*** Opening of Data in this exercise ***

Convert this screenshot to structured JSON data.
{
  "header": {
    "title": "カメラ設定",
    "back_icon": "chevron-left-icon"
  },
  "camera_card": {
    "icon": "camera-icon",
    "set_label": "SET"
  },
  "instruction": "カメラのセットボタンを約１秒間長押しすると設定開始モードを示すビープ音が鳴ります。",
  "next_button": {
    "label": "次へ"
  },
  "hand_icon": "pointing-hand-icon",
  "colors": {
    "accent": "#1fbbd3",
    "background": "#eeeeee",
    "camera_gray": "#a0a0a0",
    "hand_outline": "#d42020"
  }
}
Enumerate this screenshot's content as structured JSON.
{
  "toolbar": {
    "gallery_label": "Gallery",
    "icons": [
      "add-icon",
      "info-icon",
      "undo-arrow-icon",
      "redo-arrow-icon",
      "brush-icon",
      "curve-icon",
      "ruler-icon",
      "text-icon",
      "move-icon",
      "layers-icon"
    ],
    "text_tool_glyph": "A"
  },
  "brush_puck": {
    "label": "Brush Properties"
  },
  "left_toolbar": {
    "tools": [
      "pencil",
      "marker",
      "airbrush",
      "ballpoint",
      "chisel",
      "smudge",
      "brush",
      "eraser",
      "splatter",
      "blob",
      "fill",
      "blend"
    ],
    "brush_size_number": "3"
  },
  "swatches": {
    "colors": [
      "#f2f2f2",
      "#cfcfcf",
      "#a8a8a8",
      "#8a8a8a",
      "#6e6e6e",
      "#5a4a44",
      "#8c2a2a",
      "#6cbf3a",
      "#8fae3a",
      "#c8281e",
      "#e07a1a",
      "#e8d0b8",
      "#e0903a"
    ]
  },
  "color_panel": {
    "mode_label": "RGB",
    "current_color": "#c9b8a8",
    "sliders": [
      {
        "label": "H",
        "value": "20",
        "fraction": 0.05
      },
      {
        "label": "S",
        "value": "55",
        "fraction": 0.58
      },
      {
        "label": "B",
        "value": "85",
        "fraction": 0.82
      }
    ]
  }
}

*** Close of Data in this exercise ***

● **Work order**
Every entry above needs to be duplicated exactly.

● **Task solution**
Convert this screenshot to structured JSON data.
{
  "header": {
    "title": "カメラ設定",
    "back_icon": "chevron-left-icon"
  },
  "camera_card": {
    "icon": "camera-icon",
    "set_label": "SET"
  },
  "instruction": "カメラのセットボタンを約１秒間長押しすると設定開始モードを示すビープ音が鳴ります。",
  "next_button": {
    "label": "次へ"
  },
  "hand_icon": "pointing-hand-icon",
  "colors": {
    "accent": "#1fbbd3",
    "background": "#eeeeee",
    "camera_gray": "#a0a0a0",
    "hand_outline": "#d42020"
  }
}
Enumerate this screenshot's content as structured JSON.
{
  "toolbar": {
    "gallery_label": "Gallery",
    "icons": [
      "add-icon",
      "info-icon",
      "undo-arrow-icon",
      "redo-arrow-icon",
      "brush-icon",
      "curve-icon",
      "ruler-icon",
      "text-icon",
      "move-icon",
      "layers-icon"
    ],
    "text_tool_glyph": "A"
  },
  "brush_puck": {
    "label": "Brush Properties"
  },
  "left_toolbar": {
    "tools": [
      "pencil",
      "marker",
      "airbrush",
      "ballpoint",
      "chisel",
      "smudge",
      "brush",
      "eraser",
      "splatter",
      "blob",
      "fill",
      "blend"
    ],
    "brush_size_number": "3"
  },
  "swatches": {
    "colors": [
      "#f2f2f2",
      "#cfcfcf",
      "#a8a8a8",
      "#8a8a8a",
      "#6e6e6e",
      "#5a4a44",
      "#8c2a2a",
      "#6cbf3a",
      "#8fae3a",
      "#c8281e",
      "#e07a1a",
      "#e8d0b8",
      "#e0903a"
    ]
  },
  "color_panel": {
    "mode_label": "RGB",
    "current_color": "#c9b8a8",
    "sliders": [
      {
        "label": "H",
        "value": "20",
        "fraction": 0.05
      },
      {
        "label": "S",
        "value": "55",
        "fraction": 0.58
      },
      {
        "label": "B",
        "value": "85",
        "fraction": 0.82
      }
    ]
  }
}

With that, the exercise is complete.